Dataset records
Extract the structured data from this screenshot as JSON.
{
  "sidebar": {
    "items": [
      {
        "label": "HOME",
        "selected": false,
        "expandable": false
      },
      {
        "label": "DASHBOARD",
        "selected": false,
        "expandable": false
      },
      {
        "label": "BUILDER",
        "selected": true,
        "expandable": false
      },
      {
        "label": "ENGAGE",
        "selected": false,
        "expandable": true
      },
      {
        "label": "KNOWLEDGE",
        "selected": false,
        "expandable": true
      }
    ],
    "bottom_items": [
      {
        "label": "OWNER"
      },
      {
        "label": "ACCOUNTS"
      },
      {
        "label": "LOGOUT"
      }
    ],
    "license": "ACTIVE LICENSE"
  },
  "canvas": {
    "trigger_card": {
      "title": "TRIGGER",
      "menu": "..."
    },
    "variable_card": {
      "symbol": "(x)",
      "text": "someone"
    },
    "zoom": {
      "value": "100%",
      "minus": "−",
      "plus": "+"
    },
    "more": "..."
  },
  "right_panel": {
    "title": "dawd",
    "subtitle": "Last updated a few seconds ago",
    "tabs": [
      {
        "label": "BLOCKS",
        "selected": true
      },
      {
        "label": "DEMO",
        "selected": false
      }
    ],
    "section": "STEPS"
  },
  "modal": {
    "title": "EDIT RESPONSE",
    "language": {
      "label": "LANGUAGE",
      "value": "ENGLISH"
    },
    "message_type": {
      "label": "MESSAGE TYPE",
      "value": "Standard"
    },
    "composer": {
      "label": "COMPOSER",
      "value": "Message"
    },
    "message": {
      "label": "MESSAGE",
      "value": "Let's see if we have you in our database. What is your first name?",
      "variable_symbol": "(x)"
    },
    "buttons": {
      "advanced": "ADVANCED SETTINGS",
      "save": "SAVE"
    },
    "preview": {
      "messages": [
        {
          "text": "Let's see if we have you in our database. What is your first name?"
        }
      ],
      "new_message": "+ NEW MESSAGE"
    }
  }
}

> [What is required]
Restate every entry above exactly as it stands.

> [Written response]
Extract the structured data from this screenshot as JSON.
{
  "sidebar": {
    "items": [
      {
        "label": "HOME",
        "selected": false,
        "expandable": false
      },
      {
        "label": "DASHBOARD",
        "selected": false,
        "expandable": false
      },
      {
        "label": "BUILDER",
        "selected": true,
        "expandable": false
      },
      {
        "label": "ENGAGE",
        "selected": false,
        "expandable": true
      },
      {
        "label": "KNOWLEDGE",
        "selected": false,
        "expandable": true
      }
    ],
    "bottom_items": [
      {
        "label": "OWNER"
      },
      {
        "label": "ACCOUNTS"
      },
      {
        "label": "LOGOUT"
      }
    ],
    "license": "ACTIVE LICENSE"
  },
  "canvas": {
    "trigger_card": {
      "title": "TRIGGER",
      "menu": "..."
    },
    "variable_card": {
      "symbol": "(x)",
      "text": "someone"
    },
    "zoom": {
      "value": "100%",
      "minus": "−",
      "plus": "+"
    },
    "more": "..."
  },
  "right_panel": {
    "title": "dawd",
    "subtitle": "Last updated a few seconds ago",
    "tabs": [
      {
        "label": "BLOCKS",
        "selected": true
      },
      {
        "label": "DEMO",
        "selected": false
      }
    ],
    "section": "STEPS"
  },
  "modal": {
    "title": "EDIT RESPONSE",
    "language": {
      "label": "LANGUAGE",
      "value": "ENGLISH"
    },
    "message_type": {
      "label": "MESSAGE TYPE",
      "value": "Standard"
    },
    "composer": {
      "label": "COMPOSER",
      "value": "Message"
    },
    "message": {
      "label": "MESSAGE",
      "value": "Let's see if we have you in our database. What is your first name?",
      "variable_symbol": "(x)"
    },
    "buttons": {
      "advanced": "ADVANCED SETTINGS",
      "save": "SAVE"
    },
    "preview": {
      "messages": [
        {
          "text": "Let's see if we have you in our database. What is your first name?"
        }
      ],
      "new_message": "+ NEW MESSAGE"
    }
  }
}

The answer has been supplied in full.